They’ve become a fixture of American literature because they’re a fixture of American geography: those dinky little towns of 500 to 2,000 souls, clinging desperately to the industry or the Interstate that keeps them from disappearing into the empty places of this country. Though few people like to live in these places, many of us like to read stories set in an American small town.
On one level, this setting is appealing because it offers a certain nostalgia for a simpler time, when the whole town knew your name and you could count on any of them to help you out of a tight spot. To a degree, small towns in popular culture signify communal trust and the virtues of a small, close-knit family.
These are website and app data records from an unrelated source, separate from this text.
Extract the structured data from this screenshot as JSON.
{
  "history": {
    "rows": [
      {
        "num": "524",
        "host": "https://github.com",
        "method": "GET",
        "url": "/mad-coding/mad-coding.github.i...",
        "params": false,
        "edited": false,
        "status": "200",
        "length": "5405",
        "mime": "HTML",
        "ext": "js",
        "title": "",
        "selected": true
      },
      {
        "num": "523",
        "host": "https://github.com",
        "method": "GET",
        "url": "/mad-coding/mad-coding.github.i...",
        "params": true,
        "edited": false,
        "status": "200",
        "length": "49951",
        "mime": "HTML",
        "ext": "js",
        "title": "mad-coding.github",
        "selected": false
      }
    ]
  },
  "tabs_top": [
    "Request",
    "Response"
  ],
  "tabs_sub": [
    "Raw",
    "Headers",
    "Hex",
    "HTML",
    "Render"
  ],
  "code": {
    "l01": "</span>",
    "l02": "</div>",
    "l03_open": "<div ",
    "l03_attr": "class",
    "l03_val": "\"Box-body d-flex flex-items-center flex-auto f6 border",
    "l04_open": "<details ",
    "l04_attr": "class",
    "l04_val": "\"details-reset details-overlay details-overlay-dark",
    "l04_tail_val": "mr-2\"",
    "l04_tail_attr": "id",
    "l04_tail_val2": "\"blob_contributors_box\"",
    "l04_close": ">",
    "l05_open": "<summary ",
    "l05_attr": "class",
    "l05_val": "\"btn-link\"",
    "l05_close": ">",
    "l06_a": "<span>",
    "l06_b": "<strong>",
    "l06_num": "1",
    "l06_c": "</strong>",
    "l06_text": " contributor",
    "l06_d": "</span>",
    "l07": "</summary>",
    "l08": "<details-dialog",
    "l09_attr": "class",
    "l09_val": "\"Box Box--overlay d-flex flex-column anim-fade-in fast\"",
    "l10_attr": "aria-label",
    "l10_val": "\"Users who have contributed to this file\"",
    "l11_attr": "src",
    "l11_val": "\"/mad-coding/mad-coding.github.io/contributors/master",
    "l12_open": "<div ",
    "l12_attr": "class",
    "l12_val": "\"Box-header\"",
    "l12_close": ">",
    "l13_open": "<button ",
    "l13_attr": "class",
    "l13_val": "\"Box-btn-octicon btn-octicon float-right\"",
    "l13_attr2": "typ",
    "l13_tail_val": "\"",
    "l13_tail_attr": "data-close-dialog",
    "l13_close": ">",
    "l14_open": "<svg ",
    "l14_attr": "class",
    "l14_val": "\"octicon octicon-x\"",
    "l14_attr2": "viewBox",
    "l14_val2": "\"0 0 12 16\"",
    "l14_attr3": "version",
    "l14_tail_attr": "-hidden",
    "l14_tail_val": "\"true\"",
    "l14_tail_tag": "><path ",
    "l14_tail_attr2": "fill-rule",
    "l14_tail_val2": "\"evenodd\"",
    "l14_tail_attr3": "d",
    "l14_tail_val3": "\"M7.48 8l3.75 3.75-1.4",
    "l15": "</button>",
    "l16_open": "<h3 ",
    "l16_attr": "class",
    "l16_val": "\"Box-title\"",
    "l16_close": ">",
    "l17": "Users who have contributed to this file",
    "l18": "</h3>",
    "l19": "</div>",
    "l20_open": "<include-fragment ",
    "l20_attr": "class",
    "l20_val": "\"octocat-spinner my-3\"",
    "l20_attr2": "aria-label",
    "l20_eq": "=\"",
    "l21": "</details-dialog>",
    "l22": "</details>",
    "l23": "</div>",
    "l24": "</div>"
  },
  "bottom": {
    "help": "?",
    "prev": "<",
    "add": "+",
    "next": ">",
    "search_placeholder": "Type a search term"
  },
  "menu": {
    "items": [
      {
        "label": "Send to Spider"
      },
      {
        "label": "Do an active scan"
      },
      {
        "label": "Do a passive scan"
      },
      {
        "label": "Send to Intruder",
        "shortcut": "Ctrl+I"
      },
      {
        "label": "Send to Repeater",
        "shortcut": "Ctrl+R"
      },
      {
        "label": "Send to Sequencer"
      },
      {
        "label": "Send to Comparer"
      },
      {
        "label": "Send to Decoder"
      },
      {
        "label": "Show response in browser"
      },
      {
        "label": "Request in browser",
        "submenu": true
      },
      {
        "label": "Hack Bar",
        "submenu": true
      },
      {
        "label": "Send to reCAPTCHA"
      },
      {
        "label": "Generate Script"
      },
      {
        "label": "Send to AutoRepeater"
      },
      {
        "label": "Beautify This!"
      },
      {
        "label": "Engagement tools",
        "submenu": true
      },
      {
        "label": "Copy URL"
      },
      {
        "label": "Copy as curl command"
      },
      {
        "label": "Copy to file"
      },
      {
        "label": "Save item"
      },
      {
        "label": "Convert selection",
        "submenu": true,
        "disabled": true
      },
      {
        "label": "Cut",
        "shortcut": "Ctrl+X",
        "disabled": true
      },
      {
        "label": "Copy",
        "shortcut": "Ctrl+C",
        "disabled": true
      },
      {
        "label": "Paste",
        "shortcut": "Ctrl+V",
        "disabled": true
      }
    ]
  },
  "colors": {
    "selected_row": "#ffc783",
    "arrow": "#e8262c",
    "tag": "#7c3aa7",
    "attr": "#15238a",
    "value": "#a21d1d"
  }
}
That’s why, when you need a character who’s a bit naive, one of the go-to choices for backstory is to have them come from an itty-bitty town way out in the sticks.
However, as anyone who actually grew up in one of these towns can tell you, it’s very easy to lose that wide-eyed innocence without moving to the big city. The dark side of small towns in America is well-known: these places tend to be isolated, insular, and plagued by poverty and bad education. In fiction, that’s just the start of the trouble. Drugs in the water supply, doomsday cults, serial killers, and beautiful families of teenage vampires are just some of the dark secrets held by small towns in American literature.
So, why do we insist on keeping up this idea that we, that any of us, perceive a small town to be a cute little oasis of innocence in a mean ol’ urban world? You can argue that it’s political, and it probably is, but it’s also probably because of the prideful cynicism we have in this country. Yes, we want to be the one to debunk that inspirational quote on our friend’s Facebook. We want to be the first one to tell Aunt Hortense that her chain e-mail is an urban legend. If we admit that we already know that a small town is just as dark and dangerous as the Big Scary City, then we lose the chance to re-live that beautiful smug journey toward Being Right All Along.
So, when you decide to set a story in a small town, feel free to paint it as the cheery, innocent place where you’d just love to settle down and start a family. Your audience won’t mind – especially if you later give them a chance to “discover” the hidden dark side of your All-American setting.